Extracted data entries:

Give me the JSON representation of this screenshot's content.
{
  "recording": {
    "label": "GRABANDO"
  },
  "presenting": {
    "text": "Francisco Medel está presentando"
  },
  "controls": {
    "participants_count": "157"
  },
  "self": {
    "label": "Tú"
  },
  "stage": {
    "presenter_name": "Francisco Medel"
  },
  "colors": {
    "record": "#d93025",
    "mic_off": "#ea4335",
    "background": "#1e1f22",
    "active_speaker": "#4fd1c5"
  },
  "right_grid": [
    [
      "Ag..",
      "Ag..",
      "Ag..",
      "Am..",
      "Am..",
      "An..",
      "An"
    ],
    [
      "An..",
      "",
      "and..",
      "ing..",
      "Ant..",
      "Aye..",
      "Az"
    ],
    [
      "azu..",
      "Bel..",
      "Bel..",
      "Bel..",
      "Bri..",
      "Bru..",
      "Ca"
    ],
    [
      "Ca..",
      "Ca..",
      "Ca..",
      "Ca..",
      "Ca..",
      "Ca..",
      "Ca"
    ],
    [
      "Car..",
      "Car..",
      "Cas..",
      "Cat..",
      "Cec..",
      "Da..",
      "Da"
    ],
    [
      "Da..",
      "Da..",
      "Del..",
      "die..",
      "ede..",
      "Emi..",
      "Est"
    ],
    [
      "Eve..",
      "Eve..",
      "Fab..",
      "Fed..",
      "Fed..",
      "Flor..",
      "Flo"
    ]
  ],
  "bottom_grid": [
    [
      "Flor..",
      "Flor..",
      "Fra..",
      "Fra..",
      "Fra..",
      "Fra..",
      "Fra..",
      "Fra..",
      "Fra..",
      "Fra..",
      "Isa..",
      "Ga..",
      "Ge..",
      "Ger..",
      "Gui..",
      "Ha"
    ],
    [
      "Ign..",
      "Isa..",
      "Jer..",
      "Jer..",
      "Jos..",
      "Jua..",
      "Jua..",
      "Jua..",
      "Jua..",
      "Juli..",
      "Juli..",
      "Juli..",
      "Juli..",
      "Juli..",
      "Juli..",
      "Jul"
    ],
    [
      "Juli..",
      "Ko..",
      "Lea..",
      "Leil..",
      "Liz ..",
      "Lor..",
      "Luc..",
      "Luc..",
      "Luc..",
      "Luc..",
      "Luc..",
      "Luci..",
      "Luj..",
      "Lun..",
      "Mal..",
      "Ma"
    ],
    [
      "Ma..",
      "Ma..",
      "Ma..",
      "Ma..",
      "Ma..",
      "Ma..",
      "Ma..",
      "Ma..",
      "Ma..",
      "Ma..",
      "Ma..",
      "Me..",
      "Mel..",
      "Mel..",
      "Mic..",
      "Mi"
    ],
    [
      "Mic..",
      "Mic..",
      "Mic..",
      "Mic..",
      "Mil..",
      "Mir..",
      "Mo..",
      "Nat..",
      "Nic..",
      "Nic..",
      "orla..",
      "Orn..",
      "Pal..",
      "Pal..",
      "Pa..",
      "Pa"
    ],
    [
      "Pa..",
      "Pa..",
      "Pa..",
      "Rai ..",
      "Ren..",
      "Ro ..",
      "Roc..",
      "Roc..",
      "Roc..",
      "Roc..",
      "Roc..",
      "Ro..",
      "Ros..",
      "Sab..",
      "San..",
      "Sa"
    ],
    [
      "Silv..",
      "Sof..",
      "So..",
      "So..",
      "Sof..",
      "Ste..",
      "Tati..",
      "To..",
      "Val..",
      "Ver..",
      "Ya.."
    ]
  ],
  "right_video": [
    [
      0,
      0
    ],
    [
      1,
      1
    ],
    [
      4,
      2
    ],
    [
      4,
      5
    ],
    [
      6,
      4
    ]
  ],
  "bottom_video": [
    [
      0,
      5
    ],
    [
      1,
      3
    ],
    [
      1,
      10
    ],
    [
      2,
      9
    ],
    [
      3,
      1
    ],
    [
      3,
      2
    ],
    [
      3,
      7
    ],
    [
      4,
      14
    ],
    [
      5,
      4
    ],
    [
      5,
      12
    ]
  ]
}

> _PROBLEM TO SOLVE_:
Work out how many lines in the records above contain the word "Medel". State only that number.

> _WRITTEN ANSWER_:
2